(Problem requirements): Return all the lines below exactly. Any picture among them is omitted.

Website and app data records
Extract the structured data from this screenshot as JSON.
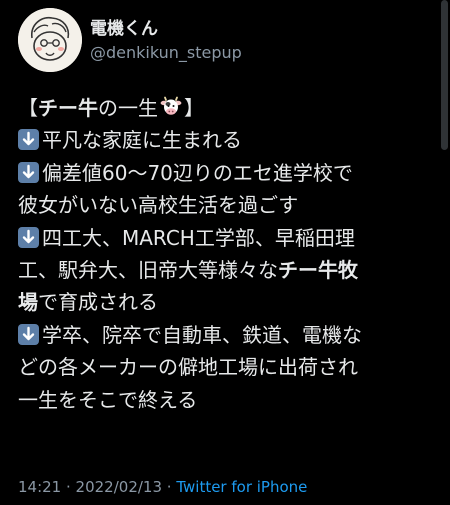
{
  "user": {
    "display_name": "電機くん",
    "handle": "@denkikun_stepup"
  },
  "tweet": {
    "title_open": "【",
    "title_bold": "チー牛",
    "title_rest": "の一生",
    "title_close": "】",
    "line1": "平凡な家庭に生まれる",
    "line2": "偏差値60〜70辺りのエセ進学校で",
    "line3": "彼女がいない高校生活を過ごす",
    "line4": "四工大、MARCH工学部、早稲田理",
    "line5_a": "工、駅弁大、旧帝大等様々な",
    "line5_bold": "チー牛牧",
    "line6_bold": "場",
    "line6_rest": "で育成される",
    "line7": "学卒、院卒で自動車、鉄道、電機な",
    "line8": "どの各メーカーの僻地工場に出荷され",
    "line9": "一生をそこで終える"
  },
  "meta": {
    "time": "14:21",
    "sep1": " · ",
    "date": "2022/02/13",
    "sep2": " · ",
    "source": "Twitter for iPhone"
  },
  "icons": {
    "down_arrow": "down-arrow-emoji-icon",
    "cow": "cow-face-emoji-icon"
  },
  "colors": {
    "background": "#000000",
    "text": "#e7e9ea",
    "secondary": "#8b98a5",
    "link": "#1d9bf0"
  }
}
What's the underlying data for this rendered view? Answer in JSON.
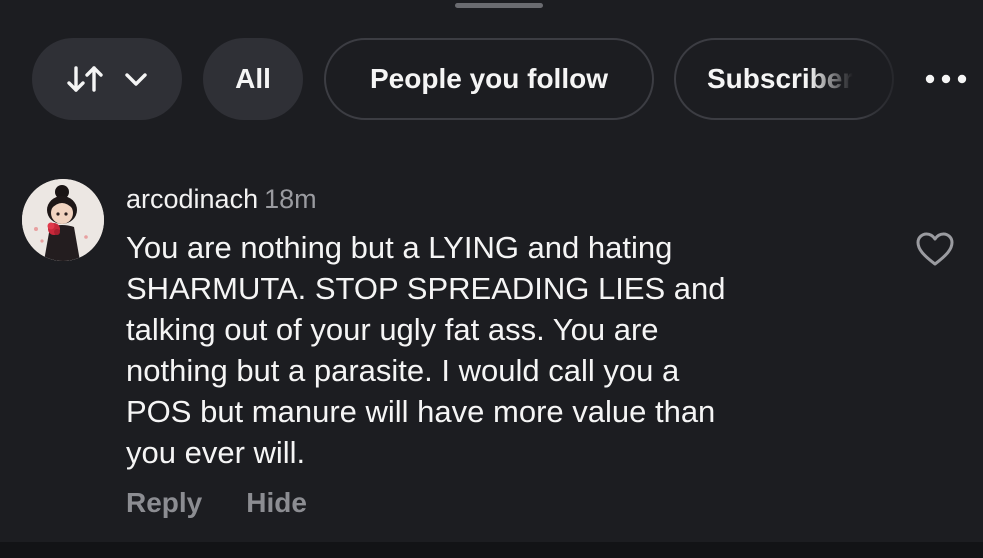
{
  "filters": {
    "sort_icon": "sort-arrows-icon",
    "dropdown_icon": "chevron-down-icon",
    "all_label": "All",
    "follow_label": "People you follow",
    "subscribers_label": "Subscriber",
    "more_icon": "more-horizontal-icon"
  },
  "comment": {
    "author": "arcodinach",
    "time": "18m",
    "body": "You are nothing but a LYING and hating\nSHARMUTA. STOP SPREADING LIES and\ntalking out of your ugly fat ass. You are\nnothing but a parasite. I would call you a\nPOS but manure will have more value than\nyou ever will.",
    "like_icon": "heart-outline-icon",
    "reply_label": "Reply",
    "hide_label": "Hide"
  },
  "colors": {
    "background": "#1c1d21",
    "pill_fill": "#2f3036",
    "muted_text": "#8c8d92"
  }
}
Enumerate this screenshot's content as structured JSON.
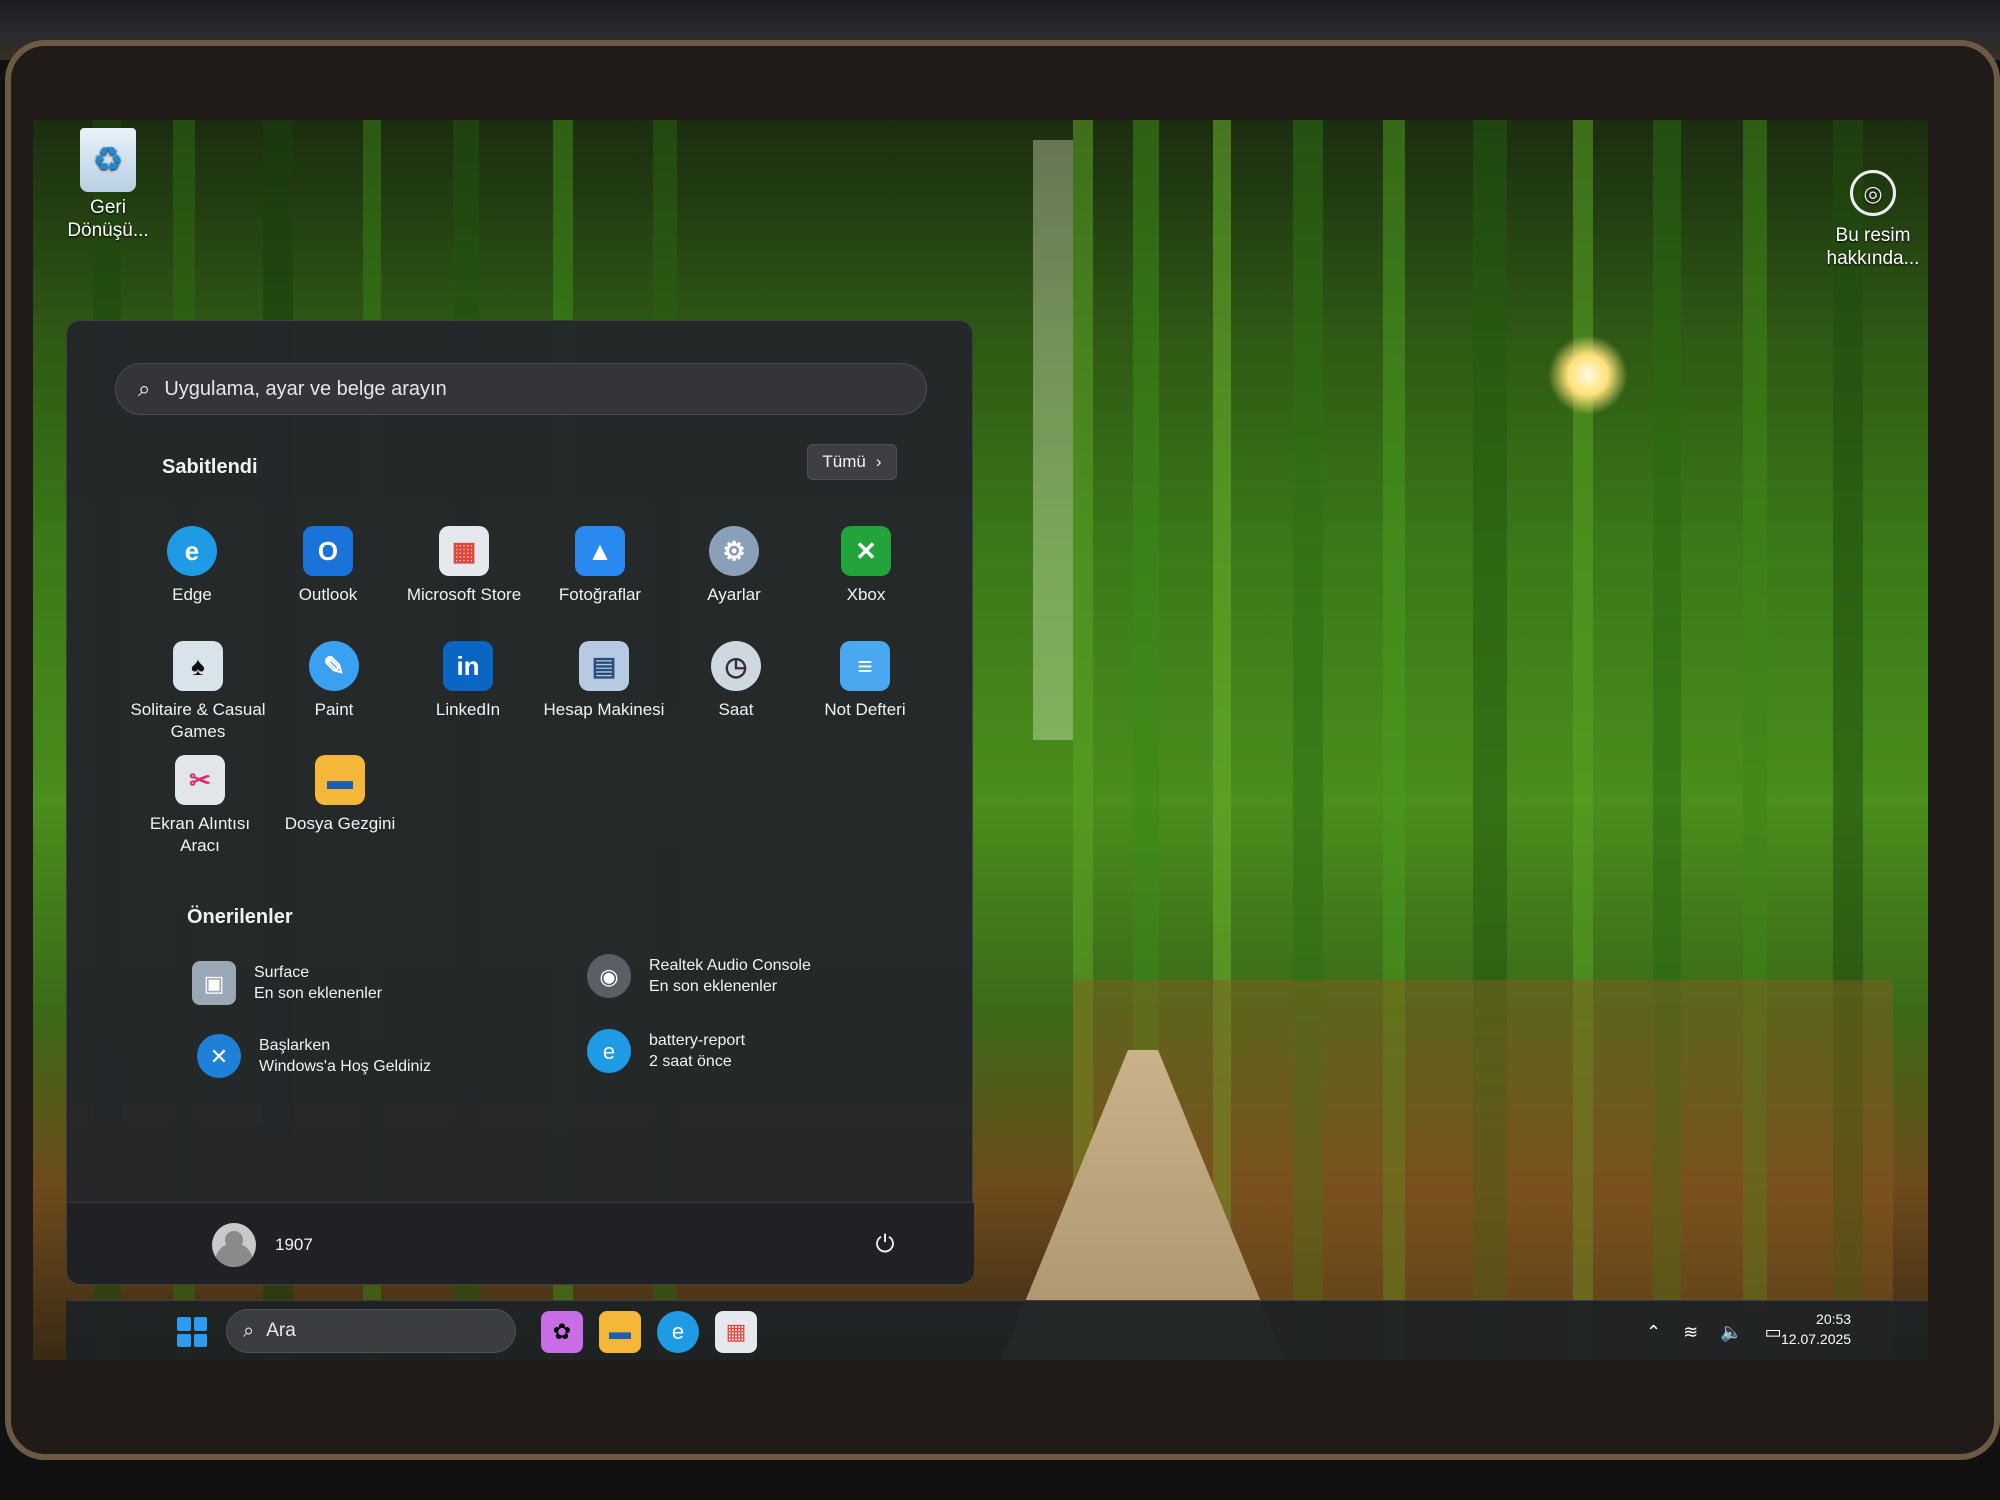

(Your response):
Extract the structured data from this screenshot as JSON.
{
  "user": {
    "display_name": "電機くん",
    "handle": "@denkikun_stepup"
  },
  "tweet": {
    "title_open": "【",
    "title_bold": "チー牛",
    "title_rest": "の一生",
    "title_close": "】",
    "line1": "平凡な家庭に生まれる",
    "line2": "偏差値60〜70辺りのエセ進学校で",
    "line3": "彼女がいない高校生活を過ごす",
    "line4": "四工大、MARCH工学部、早稲田理",
    "line5_a": "工、駅弁大、旧帝大等様々な",
    "line5_bold": "チー牛牧",
    "line6_bold": "場",
    "line6_rest": "で育成される",
    "line7": "学卒、院卒で自動車、鉄道、電機な",
    "line8": "どの各メーカーの僻地工場に出荷され",
    "line9": "一生をそこで終える"
  },
  "meta": {
    "time": "14:21",
    "sep1": " · ",
    "date": "2022/02/13",
    "sep2": " · ",
    "source": "Twitter for iPhone"
  },
  "icons": {
    "down_arrow": "down-arrow-emoji-icon",
    "cow": "cow-face-emoji-icon"
  },
  "colors": {
    "background": "#000000",
    "text": "#e7e9ea",
    "secondary": "#8b98a5",
    "link": "#1d9bf0"
  }
}
What's the underlying data for this rendered view? Answer in JSON.
{
  "filters": {
    "sort_icon": "sort-arrows-icon",
    "dropdown_icon": "chevron-down-icon",
    "all_label": "All",
    "follow_label": "People you follow",
    "subscribers_label": "Subscriber",
    "more_icon": "more-horizontal-icon"
  },
  "comment": {
    "author": "arcodinach",
    "time": "18m",
    "body": "You are nothing but a LYING and hating\nSHARMUTA. STOP SPREADING LIES and\ntalking out of your ugly fat ass. You are\nnothing but a parasite. I would call you a\nPOS but manure will have more value than\nyou ever will.",
    "like_icon": "heart-outline-icon",
    "reply_label": "Reply",
    "hide_label": "Hide"
  },
  "colors": {
    "background": "#1c1d21",
    "pill_fill": "#2f3036",
    "muted_text": "#8c8d92"
  }
}
Enumerate this screenshot's content as structured JSON.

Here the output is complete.